For some, health concerns are behind some of the emphasis on pre- and post-natal aesthetics, said Jessica Denay, the author of the 2010 book The Hot Mom to Be Handbook. Denay contends that the sexy-while-pregnant phenomenon may actually be promoting healthier lifestyles. “Years ago people used pregnancy as an excuse to binge on ice cream, to eat whatever they wanted,” she said. “If they now say, ‘I want to fit into that cute outfit, so I’m going to put down the Devil Dog, and pick up an apple or a pear’, guess who benefits from that?
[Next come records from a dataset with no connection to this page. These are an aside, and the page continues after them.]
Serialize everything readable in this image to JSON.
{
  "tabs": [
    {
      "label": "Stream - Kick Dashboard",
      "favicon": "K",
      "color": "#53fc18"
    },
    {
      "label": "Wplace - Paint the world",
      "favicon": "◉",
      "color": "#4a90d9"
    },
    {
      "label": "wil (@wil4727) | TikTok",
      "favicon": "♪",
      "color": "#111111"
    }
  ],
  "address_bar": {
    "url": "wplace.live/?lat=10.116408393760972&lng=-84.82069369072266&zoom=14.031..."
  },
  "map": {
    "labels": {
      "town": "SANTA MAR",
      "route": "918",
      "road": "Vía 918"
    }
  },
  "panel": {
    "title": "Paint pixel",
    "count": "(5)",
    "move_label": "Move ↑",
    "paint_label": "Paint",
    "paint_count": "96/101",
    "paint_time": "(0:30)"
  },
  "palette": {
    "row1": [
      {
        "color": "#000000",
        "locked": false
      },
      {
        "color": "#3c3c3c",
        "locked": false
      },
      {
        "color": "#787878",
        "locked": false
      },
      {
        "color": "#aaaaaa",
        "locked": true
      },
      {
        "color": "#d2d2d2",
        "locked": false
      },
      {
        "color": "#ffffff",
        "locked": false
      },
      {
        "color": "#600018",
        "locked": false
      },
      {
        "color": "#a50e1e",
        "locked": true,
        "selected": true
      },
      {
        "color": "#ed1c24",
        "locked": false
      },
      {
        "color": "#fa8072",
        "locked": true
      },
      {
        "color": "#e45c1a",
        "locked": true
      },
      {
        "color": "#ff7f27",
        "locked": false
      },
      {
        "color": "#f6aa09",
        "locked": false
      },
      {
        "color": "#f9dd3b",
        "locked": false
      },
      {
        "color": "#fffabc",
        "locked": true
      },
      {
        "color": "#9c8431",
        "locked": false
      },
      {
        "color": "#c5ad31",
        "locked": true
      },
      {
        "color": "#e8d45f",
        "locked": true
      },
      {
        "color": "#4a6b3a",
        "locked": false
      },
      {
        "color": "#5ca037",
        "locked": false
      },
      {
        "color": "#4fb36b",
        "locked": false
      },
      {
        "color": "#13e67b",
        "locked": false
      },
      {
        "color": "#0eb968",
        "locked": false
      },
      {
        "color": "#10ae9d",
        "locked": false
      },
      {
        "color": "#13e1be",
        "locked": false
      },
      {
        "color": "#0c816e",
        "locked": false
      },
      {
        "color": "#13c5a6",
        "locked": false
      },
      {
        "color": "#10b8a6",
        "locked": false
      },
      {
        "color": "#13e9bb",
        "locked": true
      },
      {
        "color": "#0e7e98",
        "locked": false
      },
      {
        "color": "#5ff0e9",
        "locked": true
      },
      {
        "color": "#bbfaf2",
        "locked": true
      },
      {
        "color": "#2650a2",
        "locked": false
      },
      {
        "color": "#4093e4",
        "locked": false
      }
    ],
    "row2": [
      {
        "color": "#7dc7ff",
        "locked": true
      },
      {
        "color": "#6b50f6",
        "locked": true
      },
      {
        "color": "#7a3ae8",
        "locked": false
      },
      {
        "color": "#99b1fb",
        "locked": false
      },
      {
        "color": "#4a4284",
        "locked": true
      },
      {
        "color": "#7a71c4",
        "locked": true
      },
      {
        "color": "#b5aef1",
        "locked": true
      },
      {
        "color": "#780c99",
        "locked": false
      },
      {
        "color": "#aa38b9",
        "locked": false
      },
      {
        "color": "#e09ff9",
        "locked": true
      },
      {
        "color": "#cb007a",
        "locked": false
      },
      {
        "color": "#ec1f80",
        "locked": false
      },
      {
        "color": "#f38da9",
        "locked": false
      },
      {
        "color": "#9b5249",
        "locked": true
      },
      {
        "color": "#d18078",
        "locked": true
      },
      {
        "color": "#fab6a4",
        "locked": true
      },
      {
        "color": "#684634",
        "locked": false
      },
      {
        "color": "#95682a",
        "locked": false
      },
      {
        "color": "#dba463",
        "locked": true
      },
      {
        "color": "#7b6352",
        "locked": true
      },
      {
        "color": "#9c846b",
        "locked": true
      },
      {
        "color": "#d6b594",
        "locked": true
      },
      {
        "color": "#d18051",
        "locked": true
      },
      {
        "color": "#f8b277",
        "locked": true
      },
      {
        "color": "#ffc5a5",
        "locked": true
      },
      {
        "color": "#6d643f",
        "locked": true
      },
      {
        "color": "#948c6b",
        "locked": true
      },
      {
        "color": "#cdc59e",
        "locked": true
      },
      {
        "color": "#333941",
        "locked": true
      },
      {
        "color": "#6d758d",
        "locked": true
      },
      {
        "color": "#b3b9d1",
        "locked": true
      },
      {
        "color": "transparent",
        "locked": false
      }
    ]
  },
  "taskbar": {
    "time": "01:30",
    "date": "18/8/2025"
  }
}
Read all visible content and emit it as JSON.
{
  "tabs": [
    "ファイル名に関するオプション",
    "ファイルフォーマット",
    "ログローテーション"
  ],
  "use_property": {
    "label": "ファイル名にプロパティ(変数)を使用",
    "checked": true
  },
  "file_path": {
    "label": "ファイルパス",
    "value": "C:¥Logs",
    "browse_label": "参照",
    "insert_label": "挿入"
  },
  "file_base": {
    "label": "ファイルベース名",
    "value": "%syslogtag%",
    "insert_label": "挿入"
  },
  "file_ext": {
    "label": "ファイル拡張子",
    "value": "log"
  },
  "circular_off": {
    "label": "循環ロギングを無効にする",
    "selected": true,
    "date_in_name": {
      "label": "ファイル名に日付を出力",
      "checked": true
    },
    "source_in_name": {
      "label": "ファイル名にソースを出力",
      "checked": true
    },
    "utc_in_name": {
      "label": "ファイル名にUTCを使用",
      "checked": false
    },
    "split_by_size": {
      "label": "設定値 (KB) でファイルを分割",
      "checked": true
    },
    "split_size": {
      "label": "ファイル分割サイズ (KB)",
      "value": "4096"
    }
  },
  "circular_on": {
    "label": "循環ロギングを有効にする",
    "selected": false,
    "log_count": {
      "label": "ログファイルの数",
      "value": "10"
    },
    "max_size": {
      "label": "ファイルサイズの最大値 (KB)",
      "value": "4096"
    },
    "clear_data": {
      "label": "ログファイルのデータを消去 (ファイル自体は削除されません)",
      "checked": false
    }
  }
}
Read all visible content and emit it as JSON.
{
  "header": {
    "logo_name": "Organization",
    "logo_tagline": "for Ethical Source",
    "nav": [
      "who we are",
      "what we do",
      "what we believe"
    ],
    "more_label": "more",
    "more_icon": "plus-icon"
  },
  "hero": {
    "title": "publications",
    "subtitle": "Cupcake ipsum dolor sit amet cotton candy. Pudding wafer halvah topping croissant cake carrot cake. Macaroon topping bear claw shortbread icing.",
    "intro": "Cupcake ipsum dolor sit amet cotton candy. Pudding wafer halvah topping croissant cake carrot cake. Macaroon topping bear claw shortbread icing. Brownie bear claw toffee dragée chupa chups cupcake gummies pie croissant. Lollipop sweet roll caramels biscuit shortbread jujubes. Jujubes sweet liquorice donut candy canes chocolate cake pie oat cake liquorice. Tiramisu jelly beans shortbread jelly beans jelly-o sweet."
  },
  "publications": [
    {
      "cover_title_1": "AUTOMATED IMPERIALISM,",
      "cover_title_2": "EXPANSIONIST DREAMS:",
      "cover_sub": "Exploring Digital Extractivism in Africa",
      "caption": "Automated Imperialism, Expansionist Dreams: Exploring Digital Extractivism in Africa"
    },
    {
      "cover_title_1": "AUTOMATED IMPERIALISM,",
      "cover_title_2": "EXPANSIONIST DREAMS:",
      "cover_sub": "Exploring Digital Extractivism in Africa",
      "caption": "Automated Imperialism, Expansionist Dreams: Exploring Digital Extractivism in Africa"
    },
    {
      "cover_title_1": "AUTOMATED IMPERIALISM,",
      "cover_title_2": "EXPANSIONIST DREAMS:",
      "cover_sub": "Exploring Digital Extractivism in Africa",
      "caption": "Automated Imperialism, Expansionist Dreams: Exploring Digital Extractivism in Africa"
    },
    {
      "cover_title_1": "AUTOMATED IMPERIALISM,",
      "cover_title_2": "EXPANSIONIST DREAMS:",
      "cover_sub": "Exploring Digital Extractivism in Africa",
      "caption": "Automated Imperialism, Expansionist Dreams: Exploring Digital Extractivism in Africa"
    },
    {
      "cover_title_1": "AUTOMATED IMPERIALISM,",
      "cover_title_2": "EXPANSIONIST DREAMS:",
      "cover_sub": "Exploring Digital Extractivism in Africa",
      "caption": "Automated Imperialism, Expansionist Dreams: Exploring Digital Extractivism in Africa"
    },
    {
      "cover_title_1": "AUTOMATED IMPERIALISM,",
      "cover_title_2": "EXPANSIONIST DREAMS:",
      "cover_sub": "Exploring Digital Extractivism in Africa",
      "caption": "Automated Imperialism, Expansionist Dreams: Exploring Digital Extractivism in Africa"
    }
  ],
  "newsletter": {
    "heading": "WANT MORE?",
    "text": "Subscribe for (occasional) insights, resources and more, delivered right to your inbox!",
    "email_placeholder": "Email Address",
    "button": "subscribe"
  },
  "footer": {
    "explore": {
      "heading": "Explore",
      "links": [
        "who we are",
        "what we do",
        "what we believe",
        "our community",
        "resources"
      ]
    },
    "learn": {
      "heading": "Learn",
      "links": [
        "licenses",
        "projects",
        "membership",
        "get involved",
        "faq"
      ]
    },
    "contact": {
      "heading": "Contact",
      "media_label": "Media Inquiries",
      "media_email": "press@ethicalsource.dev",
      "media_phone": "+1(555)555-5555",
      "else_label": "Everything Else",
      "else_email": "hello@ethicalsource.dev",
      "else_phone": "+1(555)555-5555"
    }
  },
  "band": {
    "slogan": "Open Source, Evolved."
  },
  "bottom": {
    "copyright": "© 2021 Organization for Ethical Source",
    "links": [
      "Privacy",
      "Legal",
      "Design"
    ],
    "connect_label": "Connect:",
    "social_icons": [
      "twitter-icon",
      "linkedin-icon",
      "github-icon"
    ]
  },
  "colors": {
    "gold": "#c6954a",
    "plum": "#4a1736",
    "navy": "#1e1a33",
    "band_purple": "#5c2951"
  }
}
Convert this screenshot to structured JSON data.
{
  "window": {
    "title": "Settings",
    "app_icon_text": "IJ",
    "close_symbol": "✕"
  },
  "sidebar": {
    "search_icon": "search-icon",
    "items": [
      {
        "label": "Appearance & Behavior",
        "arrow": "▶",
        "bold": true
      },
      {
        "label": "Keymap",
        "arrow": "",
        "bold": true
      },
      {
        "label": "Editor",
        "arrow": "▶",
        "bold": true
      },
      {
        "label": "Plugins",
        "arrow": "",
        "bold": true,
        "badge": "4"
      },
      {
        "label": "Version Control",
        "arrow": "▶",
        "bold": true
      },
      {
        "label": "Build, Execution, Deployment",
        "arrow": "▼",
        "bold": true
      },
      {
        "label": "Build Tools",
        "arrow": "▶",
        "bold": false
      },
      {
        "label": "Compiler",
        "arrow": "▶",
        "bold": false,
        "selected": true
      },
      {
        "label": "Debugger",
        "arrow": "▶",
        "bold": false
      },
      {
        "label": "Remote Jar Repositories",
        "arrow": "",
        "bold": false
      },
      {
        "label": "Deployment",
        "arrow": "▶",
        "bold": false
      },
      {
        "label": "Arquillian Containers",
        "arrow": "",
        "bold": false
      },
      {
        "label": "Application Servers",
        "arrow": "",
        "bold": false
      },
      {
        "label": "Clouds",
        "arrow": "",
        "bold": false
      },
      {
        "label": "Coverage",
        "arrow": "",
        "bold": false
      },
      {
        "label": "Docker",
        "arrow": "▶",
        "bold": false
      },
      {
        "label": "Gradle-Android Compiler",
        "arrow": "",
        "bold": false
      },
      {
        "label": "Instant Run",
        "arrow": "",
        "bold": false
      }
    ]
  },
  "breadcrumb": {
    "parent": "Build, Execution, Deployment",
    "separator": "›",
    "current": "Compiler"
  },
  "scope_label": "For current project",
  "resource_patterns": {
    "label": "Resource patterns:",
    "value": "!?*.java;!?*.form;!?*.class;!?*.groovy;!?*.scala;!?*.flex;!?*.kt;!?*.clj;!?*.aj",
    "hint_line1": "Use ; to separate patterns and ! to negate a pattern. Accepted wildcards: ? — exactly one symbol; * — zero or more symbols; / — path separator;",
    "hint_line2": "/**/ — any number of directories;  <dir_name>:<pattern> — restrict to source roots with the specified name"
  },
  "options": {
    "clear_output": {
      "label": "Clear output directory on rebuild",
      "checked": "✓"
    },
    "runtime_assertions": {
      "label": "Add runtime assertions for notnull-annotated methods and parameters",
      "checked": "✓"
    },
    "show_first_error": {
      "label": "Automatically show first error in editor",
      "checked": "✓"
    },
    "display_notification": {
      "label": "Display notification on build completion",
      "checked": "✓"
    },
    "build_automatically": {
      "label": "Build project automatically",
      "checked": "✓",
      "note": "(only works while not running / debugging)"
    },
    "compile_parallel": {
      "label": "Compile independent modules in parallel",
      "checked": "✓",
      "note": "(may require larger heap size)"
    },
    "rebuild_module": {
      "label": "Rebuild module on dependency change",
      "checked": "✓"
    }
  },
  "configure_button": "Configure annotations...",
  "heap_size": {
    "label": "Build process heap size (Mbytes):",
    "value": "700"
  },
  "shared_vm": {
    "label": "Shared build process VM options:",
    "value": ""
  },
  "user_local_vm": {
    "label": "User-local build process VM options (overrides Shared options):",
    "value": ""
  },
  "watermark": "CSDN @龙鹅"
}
The baby.”
For her part, Deborah Kolben, the editor of the Jewish parenting website Kveller and the mother of a toddler daughter, questions the backlash against “hot moms.” “There’s no reason women shouldn’t feel beautiful and sexy when they’re pregnant; there’s no reason they should have to hide themselves behind ugly, shapeless frocks,” she said. “Does it sometimes go too far? Sure. Does that make it all bad? No.”
The trend can, of course, reach destructive and narcissistic extremes — when women are eternally conscious of the gaze of some “other” every day of their lives. And yet, despite the extremes, and even despite some of the recent articles indicating that pregnant women fear losing their husbands—or at least their husbands’ attention—if they don’t drop back to their pre-pregnancy shape immediately, the phenomenon of “hotness” during pregnancy holds an empowering message of liberation. Liberation from the pregnancy-hiding politics of the maternity muumuu, and liberation from the illogical idea that a woman’s identity as an expectant mother means a total subversion of her identity as a sexual being.
But that doesn’t mean I’ll be buying those Daisy Dukes any time soon.
Gabrielle Birkner is the director of digital media at the Forward. She is also the founder and editor of The Sisterhood, the Forward’s Jewish women’s issues blog.